Update: On June 16, 2020, Austrian opened its borders to 31 European countries in total, including neighboring Italy. Restrictions for travelers from or trips to regions with higher cases numbers within some of these countries are still in place.
The Austrian government announced Wednesday that borders with all neighboring states except Italy would be open as of tomorrow, Thursday, June 4, 2020. This means all COVID-19 preventative health and border measures will be halted for travelers coming into Austria from these countries. “The figures do not yet permit travel with Italy,” said Foreign Minister Alexander Schallenberg (ÖVP).
For travelers coming from Germany, Liechtenstein, Switzerland, Slovakia, Slovenia, Czechia and Hungary, pre-pandemic border policies will be put back into place. There will no longer be quarantine or testing requirements when entering or leaving Austria. However, each country will have its own regulations for incoming travelers.
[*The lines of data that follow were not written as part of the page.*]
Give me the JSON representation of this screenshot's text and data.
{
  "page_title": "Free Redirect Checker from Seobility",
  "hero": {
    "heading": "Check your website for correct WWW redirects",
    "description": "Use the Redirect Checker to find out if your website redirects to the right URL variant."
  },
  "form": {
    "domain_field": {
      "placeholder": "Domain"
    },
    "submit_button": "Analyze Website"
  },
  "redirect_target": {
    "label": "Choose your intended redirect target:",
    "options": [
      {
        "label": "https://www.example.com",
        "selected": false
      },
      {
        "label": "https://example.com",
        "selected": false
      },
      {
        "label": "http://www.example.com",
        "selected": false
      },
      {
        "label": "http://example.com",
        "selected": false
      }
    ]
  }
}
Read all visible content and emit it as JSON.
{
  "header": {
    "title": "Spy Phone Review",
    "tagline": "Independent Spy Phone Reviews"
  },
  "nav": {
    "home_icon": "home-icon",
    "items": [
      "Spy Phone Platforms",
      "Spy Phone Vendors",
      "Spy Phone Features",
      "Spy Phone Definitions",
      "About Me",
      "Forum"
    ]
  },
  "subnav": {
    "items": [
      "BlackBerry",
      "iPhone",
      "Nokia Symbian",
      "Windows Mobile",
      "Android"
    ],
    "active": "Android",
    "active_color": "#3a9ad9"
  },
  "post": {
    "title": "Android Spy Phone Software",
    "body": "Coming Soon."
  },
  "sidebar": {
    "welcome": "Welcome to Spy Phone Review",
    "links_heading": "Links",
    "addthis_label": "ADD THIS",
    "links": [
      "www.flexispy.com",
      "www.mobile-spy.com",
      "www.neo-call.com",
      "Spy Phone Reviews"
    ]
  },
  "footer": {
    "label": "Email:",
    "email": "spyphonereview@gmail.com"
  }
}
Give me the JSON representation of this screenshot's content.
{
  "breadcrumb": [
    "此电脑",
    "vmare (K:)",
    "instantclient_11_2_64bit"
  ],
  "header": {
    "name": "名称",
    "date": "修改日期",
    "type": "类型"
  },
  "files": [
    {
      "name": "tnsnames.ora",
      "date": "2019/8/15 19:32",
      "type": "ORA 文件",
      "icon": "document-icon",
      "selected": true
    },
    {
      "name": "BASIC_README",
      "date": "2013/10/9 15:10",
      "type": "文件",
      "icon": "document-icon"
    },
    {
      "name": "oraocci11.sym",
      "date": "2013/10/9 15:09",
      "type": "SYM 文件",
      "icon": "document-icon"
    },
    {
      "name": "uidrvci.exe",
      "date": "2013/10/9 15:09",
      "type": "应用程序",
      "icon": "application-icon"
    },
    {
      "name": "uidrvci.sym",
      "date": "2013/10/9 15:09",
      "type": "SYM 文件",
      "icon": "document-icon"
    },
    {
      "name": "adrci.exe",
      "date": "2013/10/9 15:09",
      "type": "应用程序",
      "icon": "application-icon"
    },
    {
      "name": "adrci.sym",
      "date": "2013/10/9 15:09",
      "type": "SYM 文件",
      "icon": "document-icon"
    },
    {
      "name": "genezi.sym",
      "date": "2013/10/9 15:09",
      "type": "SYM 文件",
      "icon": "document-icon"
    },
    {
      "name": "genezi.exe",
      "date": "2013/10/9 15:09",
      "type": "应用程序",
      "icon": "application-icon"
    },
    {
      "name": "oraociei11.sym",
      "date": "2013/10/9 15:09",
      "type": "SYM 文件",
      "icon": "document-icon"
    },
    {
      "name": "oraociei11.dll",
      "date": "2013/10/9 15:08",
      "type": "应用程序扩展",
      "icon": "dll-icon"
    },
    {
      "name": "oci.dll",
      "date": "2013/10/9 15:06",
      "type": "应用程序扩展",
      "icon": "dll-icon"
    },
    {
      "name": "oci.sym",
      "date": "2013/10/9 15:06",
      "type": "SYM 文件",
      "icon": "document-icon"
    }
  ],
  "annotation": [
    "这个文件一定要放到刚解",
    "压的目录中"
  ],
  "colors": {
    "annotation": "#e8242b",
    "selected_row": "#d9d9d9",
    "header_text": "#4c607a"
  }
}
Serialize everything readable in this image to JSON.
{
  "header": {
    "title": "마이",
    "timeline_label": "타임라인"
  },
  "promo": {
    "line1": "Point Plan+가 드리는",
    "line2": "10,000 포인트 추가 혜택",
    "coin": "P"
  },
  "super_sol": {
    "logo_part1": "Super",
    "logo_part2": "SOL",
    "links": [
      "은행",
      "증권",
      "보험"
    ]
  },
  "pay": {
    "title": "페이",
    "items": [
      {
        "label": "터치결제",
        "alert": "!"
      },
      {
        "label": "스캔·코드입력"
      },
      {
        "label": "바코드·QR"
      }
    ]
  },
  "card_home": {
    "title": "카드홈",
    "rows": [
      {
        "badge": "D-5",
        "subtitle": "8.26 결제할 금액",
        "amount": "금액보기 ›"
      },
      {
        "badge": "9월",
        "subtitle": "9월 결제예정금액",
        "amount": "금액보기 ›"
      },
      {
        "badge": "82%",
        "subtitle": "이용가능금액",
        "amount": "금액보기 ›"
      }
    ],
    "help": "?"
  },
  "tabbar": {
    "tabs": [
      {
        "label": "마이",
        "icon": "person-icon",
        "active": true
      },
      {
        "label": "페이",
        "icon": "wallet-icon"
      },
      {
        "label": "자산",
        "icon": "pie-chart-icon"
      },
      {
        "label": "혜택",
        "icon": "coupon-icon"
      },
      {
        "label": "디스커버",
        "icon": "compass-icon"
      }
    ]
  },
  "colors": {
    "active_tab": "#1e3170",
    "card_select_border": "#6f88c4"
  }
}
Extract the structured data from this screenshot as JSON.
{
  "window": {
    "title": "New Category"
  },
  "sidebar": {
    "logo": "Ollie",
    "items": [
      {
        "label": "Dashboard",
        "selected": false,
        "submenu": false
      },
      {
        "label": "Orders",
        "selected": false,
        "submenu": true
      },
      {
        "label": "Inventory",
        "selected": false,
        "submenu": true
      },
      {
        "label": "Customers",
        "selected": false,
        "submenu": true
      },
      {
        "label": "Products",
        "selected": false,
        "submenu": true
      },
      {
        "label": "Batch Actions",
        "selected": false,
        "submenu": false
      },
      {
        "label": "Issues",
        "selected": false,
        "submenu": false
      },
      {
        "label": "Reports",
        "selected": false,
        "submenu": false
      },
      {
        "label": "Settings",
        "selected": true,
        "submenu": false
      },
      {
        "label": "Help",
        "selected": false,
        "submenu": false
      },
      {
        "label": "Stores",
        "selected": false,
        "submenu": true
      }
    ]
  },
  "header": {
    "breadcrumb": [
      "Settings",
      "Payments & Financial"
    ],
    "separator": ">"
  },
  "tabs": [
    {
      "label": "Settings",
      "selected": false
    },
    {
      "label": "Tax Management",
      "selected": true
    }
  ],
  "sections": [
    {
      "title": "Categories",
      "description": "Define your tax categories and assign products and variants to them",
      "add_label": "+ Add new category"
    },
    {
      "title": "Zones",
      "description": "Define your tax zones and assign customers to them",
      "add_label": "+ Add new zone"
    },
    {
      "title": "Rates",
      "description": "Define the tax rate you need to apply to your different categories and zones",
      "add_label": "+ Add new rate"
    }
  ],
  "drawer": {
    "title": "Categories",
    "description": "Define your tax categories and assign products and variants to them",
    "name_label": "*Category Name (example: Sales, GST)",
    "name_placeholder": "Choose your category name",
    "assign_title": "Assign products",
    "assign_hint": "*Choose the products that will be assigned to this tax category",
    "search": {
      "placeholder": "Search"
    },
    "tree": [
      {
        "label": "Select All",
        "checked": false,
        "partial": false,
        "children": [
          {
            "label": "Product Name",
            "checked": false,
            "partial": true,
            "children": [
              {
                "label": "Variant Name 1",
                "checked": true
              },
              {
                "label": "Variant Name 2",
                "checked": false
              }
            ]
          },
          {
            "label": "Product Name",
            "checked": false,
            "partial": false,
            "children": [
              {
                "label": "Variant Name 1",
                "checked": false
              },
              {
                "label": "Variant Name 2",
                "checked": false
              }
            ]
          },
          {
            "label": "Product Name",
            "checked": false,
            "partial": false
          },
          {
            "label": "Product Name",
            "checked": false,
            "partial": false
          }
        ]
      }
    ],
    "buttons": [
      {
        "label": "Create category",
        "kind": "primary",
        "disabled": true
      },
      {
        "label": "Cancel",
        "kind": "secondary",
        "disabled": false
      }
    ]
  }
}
For travelers going to and coming from Italy, COVID-19 restrictions remain in place, but will be evaluated again next week. Minister Schallenberg said that the situation in Italy has improved significantly and that individual regions – for example South Tyrol – have manageable numbers of COVID-19 cases. The provincial government in Bolzano suggested to Rome that opening up individual Italian regions to Austria and other neighbors first could be possible, and this is being “taken very seriously,” according to Schallenberg. The aim is “to open up to Italy as soon as the number [coronavirus] cases allows it.”
Health & Holidays
“The coronavirus does not take holidays,” cautioned Austrian Health Minister Rudolf Anschober (Greens). Nevertheless, Austria and its neighbors have made “great progress,” he said, concluding that further steps towards opening up are anticipated soon.
Still, Italy’s coronavirus cases vary greatly from region to region and the “virological situation” is not without threats despite the progress made. The intention is now to examine and continuously evaluate regional differences. A rapid opening is the goal, but in a responsible manner.
“We appeal to [each and everyone’s sense of] personal responsibility,” said Minister Schallenberg. Anyone who wants to go abroad must prepare and take precautions. “Who will I come into contact with? And how do I get back?” should be questions people should consider. Common sense, said Schallenberg, is the best protection for travelers. The Foreign Minister also underlined that full freedom of travel is the goal as soon as possible.